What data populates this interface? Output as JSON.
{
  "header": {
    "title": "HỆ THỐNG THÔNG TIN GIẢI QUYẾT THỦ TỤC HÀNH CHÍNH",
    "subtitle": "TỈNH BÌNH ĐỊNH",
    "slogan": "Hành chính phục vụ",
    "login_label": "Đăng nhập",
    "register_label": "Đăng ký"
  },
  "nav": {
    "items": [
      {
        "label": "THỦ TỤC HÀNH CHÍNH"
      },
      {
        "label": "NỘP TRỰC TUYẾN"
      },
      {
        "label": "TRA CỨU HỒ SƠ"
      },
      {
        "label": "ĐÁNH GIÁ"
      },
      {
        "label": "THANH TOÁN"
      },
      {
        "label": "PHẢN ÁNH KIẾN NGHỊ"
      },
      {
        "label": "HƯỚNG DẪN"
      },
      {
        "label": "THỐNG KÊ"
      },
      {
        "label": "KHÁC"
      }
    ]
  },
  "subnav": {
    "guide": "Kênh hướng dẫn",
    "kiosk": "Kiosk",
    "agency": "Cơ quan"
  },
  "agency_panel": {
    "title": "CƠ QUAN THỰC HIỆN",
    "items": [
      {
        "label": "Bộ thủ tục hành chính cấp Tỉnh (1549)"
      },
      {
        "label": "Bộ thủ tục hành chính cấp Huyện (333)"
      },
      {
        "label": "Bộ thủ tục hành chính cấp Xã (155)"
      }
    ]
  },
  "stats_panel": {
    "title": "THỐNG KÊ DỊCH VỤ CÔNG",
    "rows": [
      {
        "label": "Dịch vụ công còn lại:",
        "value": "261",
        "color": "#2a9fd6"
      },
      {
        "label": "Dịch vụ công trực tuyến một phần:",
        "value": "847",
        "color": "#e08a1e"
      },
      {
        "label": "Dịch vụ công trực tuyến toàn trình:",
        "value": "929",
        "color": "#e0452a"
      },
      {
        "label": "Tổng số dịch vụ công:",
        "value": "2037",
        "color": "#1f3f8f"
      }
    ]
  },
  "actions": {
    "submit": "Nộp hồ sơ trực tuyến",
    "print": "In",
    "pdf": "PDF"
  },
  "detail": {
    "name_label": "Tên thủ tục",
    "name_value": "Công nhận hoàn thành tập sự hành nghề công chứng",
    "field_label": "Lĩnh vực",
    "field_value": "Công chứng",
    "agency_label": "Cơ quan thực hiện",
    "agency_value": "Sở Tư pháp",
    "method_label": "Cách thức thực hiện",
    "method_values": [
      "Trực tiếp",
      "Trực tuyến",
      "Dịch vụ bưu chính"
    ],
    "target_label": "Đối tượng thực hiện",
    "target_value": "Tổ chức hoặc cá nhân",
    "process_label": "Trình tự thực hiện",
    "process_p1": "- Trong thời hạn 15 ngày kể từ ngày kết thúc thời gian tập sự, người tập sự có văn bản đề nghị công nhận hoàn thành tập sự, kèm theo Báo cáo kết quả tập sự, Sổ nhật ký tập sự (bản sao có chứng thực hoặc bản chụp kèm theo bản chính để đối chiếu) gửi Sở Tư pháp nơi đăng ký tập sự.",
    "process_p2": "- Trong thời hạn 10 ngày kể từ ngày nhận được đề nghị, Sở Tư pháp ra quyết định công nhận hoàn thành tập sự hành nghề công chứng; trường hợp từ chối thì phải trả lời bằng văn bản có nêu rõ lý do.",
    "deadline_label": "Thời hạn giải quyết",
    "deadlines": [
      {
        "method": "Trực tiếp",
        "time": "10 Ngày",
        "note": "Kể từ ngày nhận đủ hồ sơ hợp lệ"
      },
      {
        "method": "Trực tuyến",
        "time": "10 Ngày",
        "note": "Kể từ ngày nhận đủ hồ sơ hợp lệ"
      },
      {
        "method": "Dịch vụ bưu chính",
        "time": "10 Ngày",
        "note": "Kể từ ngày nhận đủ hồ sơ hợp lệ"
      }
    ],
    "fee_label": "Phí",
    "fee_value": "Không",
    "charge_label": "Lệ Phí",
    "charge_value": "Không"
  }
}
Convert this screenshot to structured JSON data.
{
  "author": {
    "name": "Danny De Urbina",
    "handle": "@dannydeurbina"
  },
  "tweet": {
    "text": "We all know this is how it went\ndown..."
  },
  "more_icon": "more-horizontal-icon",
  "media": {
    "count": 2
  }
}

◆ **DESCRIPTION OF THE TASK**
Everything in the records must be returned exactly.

◆ **EXPECTED ANSWER**
What data populates this interface? Output as JSON.
{
  "header": {
    "title": "HỆ THỐNG THÔNG TIN GIẢI QUYẾT THỦ TỤC HÀNH CHÍNH",
    "subtitle": "TỈNH BÌNH ĐỊNH",
    "slogan": "Hành chính phục vụ",
    "login_label": "Đăng nhập",
    "register_label": "Đăng ký"
  },
  "nav": {
    "items": [
      {
        "label": "THỦ TỤC HÀNH CHÍNH"
      },
      {
        "label": "NỘP TRỰC TUYẾN"
      },
      {
        "label": "TRA CỨU HỒ SƠ"
      },
      {
        "label": "ĐÁNH GIÁ"
      },
      {
        "label": "THANH TOÁN"
      },
      {
        "label": "PHẢN ÁNH KIẾN NGHỊ"
      },
      {
        "label": "HƯỚNG DẪN"
      },
      {
        "label": "THỐNG KÊ"
      },
      {
        "label": "KHÁC"
      }
    ]
  },
  "subnav": {
    "guide": "Kênh hướng dẫn",
    "kiosk": "Kiosk",
    "agency": "Cơ quan"
  },
  "agency_panel": {
    "title": "CƠ QUAN THỰC HIỆN",
    "items": [
      {
        "label": "Bộ thủ tục hành chính cấp Tỉnh (1549)"
      },
      {
        "label": "Bộ thủ tục hành chính cấp Huyện (333)"
      },
      {
        "label": "Bộ thủ tục hành chính cấp Xã (155)"
      }
    ]
  },
  "stats_panel": {
    "title": "THỐNG KÊ DỊCH VỤ CÔNG",
    "rows": [
      {
        "label": "Dịch vụ công còn lại:",
        "value": "261",
        "color": "#2a9fd6"
      },
      {
        "label": "Dịch vụ công trực tuyến một phần:",
        "value": "847",
        "color": "#e08a1e"
      },
      {
        "label": "Dịch vụ công trực tuyến toàn trình:",
        "value": "929",
        "color": "#e0452a"
      },
      {
        "label": "Tổng số dịch vụ công:",
        "value": "2037",
        "color": "#1f3f8f"
      }
    ]
  },
  "actions": {
    "submit": "Nộp hồ sơ trực tuyến",
    "print": "In",
    "pdf": "PDF"
  },
  "detail": {
    "name_label": "Tên thủ tục",
    "name_value": "Công nhận hoàn thành tập sự hành nghề công chứng",
    "field_label": "Lĩnh vực",
    "field_value": "Công chứng",
    "agency_label": "Cơ quan thực hiện",
    "agency_value": "Sở Tư pháp",
    "method_label": "Cách thức thực hiện",
    "method_values": [
      "Trực tiếp",
      "Trực tuyến",
      "Dịch vụ bưu chính"
    ],
    "target_label": "Đối tượng thực hiện",
    "target_value": "Tổ chức hoặc cá nhân",
    "process_label": "Trình tự thực hiện",
    "process_p1": "- Trong thời hạn 15 ngày kể từ ngày kết thúc thời gian tập sự, người tập sự có văn bản đề nghị công nhận hoàn thành tập sự, kèm theo Báo cáo kết quả tập sự, Sổ nhật ký tập sự (bản sao có chứng thực hoặc bản chụp kèm theo bản chính để đối chiếu) gửi Sở Tư pháp nơi đăng ký tập sự.",
    "process_p2": "- Trong thời hạn 10 ngày kể từ ngày nhận được đề nghị, Sở Tư pháp ra quyết định công nhận hoàn thành tập sự hành nghề công chứng; trường hợp từ chối thì phải trả lời bằng văn bản có nêu rõ lý do.",
    "deadline_label": "Thời hạn giải quyết",
    "deadlines": [
      {
        "method": "Trực tiếp",
        "time": "10 Ngày",
        "note": "Kể từ ngày nhận đủ hồ sơ hợp lệ"
      },
      {
        "method": "Trực tuyến",
        "time": "10 Ngày",
        "note": "Kể từ ngày nhận đủ hồ sơ hợp lệ"
      },
      {
        "method": "Dịch vụ bưu chính",
        "time": "10 Ngày",
        "note": "Kể từ ngày nhận đủ hồ sơ hợp lệ"
      }
    ],
    "fee_label": "Phí",
    "fee_value": "Không",
    "charge_label": "Lệ Phí",
    "charge_value": "Không"
  }
}
Convert this screenshot to structured JSON data.
{
  "author": {
    "name": "Danny De Urbina",
    "handle": "@dannydeurbina"
  },
  "tweet": {
    "text": "We all know this is how it went\ndown..."
  },
  "more_icon": "more-horizontal-icon",
  "media": {
    "count": 2
  }
}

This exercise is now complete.